Did you know...some 4.2 Americans 40 years of age and older are currently visually impaired, and that number is expected to reach a staggering 7.2 million by the year 2030?
Here’s a look at what constitutes low vision and how you can spot and treat AMD for the best possible outcome.
What is Age-Related Macular Degeneration?
As the leading cause of vision loss, age-related macular degeneration (AMD) is a serious issue affecting millions. It’s a slow-developing problem that gradually destroys the macula, the area at the back of the retina that helps control sharp, central vision. As the macula degenerates, you lose your ability to do everyday tasks ranging from reading to watching television to seeing and recognizing the faces of those you love.

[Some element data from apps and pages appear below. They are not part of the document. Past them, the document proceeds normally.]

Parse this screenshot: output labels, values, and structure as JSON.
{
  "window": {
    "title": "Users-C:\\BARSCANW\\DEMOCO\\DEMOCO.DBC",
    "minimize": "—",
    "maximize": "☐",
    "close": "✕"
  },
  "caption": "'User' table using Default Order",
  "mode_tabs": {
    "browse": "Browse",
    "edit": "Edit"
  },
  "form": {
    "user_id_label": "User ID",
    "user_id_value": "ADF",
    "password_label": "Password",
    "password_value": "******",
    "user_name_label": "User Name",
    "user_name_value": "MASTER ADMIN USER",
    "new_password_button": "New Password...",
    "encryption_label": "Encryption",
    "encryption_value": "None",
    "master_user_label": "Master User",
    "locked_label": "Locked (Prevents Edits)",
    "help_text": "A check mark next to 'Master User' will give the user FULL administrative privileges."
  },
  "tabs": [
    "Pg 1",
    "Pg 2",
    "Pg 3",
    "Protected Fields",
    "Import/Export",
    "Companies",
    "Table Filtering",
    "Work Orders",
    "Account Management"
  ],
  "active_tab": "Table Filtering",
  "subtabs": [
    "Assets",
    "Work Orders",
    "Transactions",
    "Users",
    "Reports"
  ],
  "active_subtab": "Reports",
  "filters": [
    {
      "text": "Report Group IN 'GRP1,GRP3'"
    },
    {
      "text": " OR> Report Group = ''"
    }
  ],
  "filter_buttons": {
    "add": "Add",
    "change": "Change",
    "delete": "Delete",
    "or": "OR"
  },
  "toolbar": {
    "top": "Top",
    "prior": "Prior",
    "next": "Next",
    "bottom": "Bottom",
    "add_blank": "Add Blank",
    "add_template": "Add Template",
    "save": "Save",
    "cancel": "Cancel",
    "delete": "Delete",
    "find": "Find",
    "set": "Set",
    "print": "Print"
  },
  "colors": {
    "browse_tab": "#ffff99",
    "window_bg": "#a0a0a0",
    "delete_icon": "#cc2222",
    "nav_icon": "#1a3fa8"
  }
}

Obviously, the natural aging process plays a big role in who might develop AMD, but you may also be at risk if you have high blood pressure or high cholesterol, as well as if you’re overweight or if you smoke, and there could be genetic factors at play as well.
As age-related macular degeneration progresses, you may notice:
- Newly blurry or fuzzy vision
- Lines that should be straight appear wavy or otherwise distorted
- Printed text is blurry
- Increased difficulty seeing in low-light situations
- Glare sensitivity
Diagnosing and Treating AMD
If you’re experiencing low vision problems or think you may have AMD, it’s important that you make an appointment with your eye care provider as soon as possible. Your eye doctor will likely recommend any or all of the following: distance and vision acuity tests, a dilation exam to observe the macula, and the cutting-edge optomap®.
Unfortunately, there is no cure for age-related macular degeneration, but there are some ways to manage the condition. Depending on the type of AMD you have and the symptoms you’re experiencing, your eye doctor may recommend prescription medications, laser therapy, vitamin supplementation, or surgical intervention. Low-vision aids can also help you become accustomed to living with AMD.
Stay on top of your eye health with regular checkups at Illinois Eye Center. Call (309) 243-2400 today to schedule your next appointment.